Write out every record in full, exactly as written, please.

[Component data from apps and pages]
....

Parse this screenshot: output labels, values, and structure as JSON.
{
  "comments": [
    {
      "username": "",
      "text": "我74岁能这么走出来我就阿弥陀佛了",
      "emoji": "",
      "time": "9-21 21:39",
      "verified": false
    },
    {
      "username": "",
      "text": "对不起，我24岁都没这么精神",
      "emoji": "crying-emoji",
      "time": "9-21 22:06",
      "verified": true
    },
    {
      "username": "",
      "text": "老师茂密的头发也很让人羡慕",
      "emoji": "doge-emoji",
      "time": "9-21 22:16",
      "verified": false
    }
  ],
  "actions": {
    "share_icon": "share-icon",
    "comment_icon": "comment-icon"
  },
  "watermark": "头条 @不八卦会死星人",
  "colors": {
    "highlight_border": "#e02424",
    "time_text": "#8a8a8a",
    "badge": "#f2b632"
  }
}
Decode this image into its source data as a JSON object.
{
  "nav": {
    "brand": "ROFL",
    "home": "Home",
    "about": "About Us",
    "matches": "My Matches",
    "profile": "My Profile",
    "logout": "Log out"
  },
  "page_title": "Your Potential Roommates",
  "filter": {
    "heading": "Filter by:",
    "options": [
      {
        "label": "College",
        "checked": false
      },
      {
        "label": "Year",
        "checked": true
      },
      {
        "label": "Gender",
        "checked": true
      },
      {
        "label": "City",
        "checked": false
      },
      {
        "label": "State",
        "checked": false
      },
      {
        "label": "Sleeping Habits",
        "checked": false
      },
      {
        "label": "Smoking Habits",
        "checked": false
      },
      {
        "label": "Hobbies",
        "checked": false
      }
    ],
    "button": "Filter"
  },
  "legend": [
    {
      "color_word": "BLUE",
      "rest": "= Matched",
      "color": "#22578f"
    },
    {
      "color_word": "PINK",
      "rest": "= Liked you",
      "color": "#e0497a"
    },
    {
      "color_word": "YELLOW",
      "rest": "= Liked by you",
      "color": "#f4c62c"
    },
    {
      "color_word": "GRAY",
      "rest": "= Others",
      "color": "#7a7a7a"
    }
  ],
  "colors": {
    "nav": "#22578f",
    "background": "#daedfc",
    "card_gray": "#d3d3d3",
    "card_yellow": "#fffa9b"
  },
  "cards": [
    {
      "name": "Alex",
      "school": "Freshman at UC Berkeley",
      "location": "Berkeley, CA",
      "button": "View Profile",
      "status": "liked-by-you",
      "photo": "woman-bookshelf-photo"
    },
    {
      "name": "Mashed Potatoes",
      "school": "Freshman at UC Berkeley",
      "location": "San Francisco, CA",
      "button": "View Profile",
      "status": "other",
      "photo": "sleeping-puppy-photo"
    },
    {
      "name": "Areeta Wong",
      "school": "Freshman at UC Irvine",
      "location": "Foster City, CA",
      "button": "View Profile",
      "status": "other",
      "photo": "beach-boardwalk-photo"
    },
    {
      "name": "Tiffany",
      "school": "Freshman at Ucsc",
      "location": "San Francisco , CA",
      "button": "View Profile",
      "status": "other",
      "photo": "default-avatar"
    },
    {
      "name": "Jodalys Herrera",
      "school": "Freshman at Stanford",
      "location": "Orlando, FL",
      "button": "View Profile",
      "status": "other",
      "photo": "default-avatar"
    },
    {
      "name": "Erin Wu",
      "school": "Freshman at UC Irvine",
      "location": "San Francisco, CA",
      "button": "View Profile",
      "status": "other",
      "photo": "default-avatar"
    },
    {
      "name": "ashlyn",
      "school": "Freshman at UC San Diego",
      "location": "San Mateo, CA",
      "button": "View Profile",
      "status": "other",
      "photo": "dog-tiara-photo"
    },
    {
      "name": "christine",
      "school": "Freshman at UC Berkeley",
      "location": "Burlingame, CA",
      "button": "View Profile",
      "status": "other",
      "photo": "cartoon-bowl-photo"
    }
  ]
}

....

Answer to the exercise:
Parse this screenshot: output labels, values, and structure as JSON.
{
  "comments": [
    {
      "username": "",
      "text": "我74岁能这么走出来我就阿弥陀佛了",
      "emoji": "",
      "time": "9-21 21:39",
      "verified": false
    },
    {
      "username": "",
      "text": "对不起，我24岁都没这么精神",
      "emoji": "crying-emoji",
      "time": "9-21 22:06",
      "verified": true
    },
    {
      "username": "",
      "text": "老师茂密的头发也很让人羡慕",
      "emoji": "doge-emoji",
      "time": "9-21 22:16",
      "verified": false
    }
  ],
  "actions": {
    "share_icon": "share-icon",
    "comment_icon": "comment-icon"
  },
  "watermark": "头条 @不八卦会死星人",
  "colors": {
    "highlight_border": "#e02424",
    "time_text": "#8a8a8a",
    "badge": "#f2b632"
  }
}
Decode this image into its source data as a JSON object.
{
  "nav": {
    "brand": "ROFL",
    "home": "Home",
    "about": "About Us",
    "matches": "My Matches",
    "profile": "My Profile",
    "logout": "Log out"
  },
  "page_title": "Your Potential Roommates",
  "filter": {
    "heading": "Filter by:",
    "options": [
      {
        "label": "College",
        "checked": false
      },
      {
        "label": "Year",
        "checked": true
      },
      {
        "label": "Gender",
        "checked": true
      },
      {
        "label": "City",
        "checked": false
      },
      {
        "label": "State",
        "checked": false
      },
      {
        "label": "Sleeping Habits",
        "checked": false
      },
      {
        "label": "Smoking Habits",
        "checked": false
      },
      {
        "label": "Hobbies",
        "checked": false
      }
    ],
    "button": "Filter"
  },
  "legend": [
    {
      "color_word": "BLUE",
      "rest": "= Matched",
      "color": "#22578f"
    },
    {
      "color_word": "PINK",
      "rest": "= Liked you",
      "color": "#e0497a"
    },
    {
      "color_word": "YELLOW",
      "rest": "= Liked by you",
      "color": "#f4c62c"
    },
    {
      "color_word": "GRAY",
      "rest": "= Others",
      "color": "#7a7a7a"
    }
  ],
  "colors": {
    "nav": "#22578f",
    "background": "#daedfc",
    "card_gray": "#d3d3d3",
    "card_yellow": "#fffa9b"
  },
  "cards": [
    {
      "name": "Alex",
      "school": "Freshman at UC Berkeley",
      "location": "Berkeley, CA",
      "button": "View Profile",
      "status": "liked-by-you",
      "photo": "woman-bookshelf-photo"
    },
    {
      "name": "Mashed Potatoes",
      "school": "Freshman at UC Berkeley",
      "location": "San Francisco, CA",
      "button": "View Profile",
      "status": "other",
      "photo": "sleeping-puppy-photo"
    },
    {
      "name": "Areeta Wong",
      "school": "Freshman at UC Irvine",
      "location": "Foster City, CA",
      "button": "View Profile",
      "status": "other",
      "photo": "beach-boardwalk-photo"
    },
    {
      "name": "Tiffany",
      "school": "Freshman at Ucsc",
      "location": "San Francisco , CA",
      "button": "View Profile",
      "status": "other",
      "photo": "default-avatar"
    },
    {
      "name": "Jodalys Herrera",
      "school": "Freshman at Stanford",
      "location": "Orlando, FL",
      "button": "View Profile",
      "status": "other",
      "photo": "default-avatar"
    },
    {
      "name": "Erin Wu",
      "school": "Freshman at UC Irvine",
      "location": "San Francisco, CA",
      "button": "View Profile",
      "status": "other",
      "photo": "default-avatar"
    },
    {
      "name": "ashlyn",
      "school": "Freshman at UC San Diego",
      "location": "San Mateo, CA",
      "button": "View Profile",
      "status": "other",
      "photo": "dog-tiara-photo"
    },
    {
      "name": "christine",
      "school": "Freshman at UC Berkeley",
      "location": "Burlingame, CA",
      "button": "View Profile",
      "status": "other",
      "photo": "cartoon-bowl-photo"
    }
  ]
}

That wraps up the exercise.